A functional family-wide screening of SP/KLF proteins identifies a subset of suppressors of KRAS-mediated cell growth.

Publication Type:

Journal Article


The Biochemical journal, Volume 435, Issue 2, p.529-37 (2011)


Animalsdigestive disease, digestive deseases Cell Proliferationdigestive disease, digestive deseases Cell Transformation, Neoplasticdigestive disease, digestive deseases Cells, Cultureddigestive disease, digestive deseases Gene Expression Regulation, Neoplasticdigestive disease, digestive deseases Genes, rasdigestive disease, digestive deseases Genes, Tumor Suppressordigestive disease, digestive deseases Genetic Association Studiesdigestive disease, digestive deseases High-Throughput Screening Assaysdigestive disease, digestive deseases Humansdigestive disease, digestive deseases Kruppel-Like Transcription Factorsdigestive disease, digestive deseases Micedigestive disease, digestive deseases Mice, Inbred C57BLdigestive disease, digestive deseases Mice, Nudedigestive disease, digestive deseases Multigene Familydigestive disease, digestive deseases NIH 3T3 Cellsdigestive disease, digestive deseases Sp Transcription Factors
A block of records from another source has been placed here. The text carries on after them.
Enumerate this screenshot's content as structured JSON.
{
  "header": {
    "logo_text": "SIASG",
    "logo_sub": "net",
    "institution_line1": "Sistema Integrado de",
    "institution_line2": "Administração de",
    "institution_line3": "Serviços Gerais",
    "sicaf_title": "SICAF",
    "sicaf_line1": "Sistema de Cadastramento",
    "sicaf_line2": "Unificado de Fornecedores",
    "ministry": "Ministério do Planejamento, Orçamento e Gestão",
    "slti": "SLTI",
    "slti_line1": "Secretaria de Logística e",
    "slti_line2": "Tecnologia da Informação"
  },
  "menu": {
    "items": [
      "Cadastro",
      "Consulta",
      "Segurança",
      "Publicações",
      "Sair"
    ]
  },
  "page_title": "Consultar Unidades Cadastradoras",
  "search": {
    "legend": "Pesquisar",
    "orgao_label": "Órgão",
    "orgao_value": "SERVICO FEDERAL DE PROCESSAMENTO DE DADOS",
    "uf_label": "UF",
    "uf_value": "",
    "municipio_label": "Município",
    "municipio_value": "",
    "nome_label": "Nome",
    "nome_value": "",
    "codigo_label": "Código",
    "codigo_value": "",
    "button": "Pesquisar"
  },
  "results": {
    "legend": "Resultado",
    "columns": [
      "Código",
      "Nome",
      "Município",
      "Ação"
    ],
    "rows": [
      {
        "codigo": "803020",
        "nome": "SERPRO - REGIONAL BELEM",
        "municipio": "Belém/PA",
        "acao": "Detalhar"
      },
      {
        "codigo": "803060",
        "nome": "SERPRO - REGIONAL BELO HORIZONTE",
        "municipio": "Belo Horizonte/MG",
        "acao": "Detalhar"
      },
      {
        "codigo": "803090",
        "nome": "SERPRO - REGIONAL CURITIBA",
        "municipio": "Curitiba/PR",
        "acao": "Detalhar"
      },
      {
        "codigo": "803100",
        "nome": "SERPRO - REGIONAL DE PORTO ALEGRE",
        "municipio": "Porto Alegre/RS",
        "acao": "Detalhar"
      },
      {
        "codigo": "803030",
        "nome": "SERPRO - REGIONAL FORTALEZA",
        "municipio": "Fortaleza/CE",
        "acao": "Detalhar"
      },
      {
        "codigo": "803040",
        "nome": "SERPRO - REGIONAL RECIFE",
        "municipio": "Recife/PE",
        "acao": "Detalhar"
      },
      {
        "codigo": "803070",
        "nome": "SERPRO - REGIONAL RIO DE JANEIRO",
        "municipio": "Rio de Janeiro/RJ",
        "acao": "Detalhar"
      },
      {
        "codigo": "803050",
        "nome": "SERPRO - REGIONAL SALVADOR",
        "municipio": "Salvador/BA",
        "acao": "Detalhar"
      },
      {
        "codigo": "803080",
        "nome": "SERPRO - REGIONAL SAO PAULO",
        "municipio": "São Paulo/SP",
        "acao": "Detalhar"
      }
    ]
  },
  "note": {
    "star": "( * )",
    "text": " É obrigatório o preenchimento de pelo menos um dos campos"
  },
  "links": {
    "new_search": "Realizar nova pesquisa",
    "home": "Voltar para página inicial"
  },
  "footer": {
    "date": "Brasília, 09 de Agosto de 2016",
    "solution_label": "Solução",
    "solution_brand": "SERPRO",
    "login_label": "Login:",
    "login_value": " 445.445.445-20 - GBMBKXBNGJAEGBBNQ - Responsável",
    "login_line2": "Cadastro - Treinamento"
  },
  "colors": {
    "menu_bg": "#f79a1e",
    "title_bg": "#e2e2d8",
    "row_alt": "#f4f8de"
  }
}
SP/KLF (Specificity protein/Krüppel-like factor) transcription factors comprise an emerging group of proteins that may behave as tumour suppressors. Incidentally, many cancers that display alterations in certain KLF proteins are also associated with a high incidence of KRAS (V-Ki-ras2 Kirsten rat sarcoma viral oncogene homologue) mutations. Therefore in the present paper we investigate whether SP/KLF proteins suppress KRAS-mediated cell growth, and more importantly, the potential mechanisms underlying these effects. Using a comprehensive family-wide screening of the 24 SP/KLF members, we discovered that SP5, SP8, KLF2, KLF3, KLF4, KLF11, KLF13, KLF14, KLF15 and KLF16 inhibit cellular growth and suppress transformation mediated by oncogenic KRAS. Each protein in this subset of SP/KLF members individually inhibits BrdU (5-bromo-2-deoxyuridine) incorporation in KRAS oncogenic-mutant cancer cells. SP5, KLF3, KLF11, KLF13, KLF14 and KLF16 also increase apoptosis in these cells. Using KLF11 as a representative model for mechanistic studies, we demonstrate that this protein inhibits the ability of cancer cells to form both colonies in soft agar and tumour growth in vivo. Molecular studies demonstrate that these effects of KLF11 are mediated, at least in part, through silencing cyclin A via binding to its promoter and leading to cell-cycle arrest in S-phase. Interestingly, similar to KLF11, KLF14 and KLF16 mechanistically share the ability to modulate the expression of cyclin A. Collectively, the present study stringently defines a distinct subset of SP/KLF proteins that impairs KRAS-mediated cell growth, and that mechanistically some members of this subset accomplish this, at least in part, through regulation of the cyclin A promoter.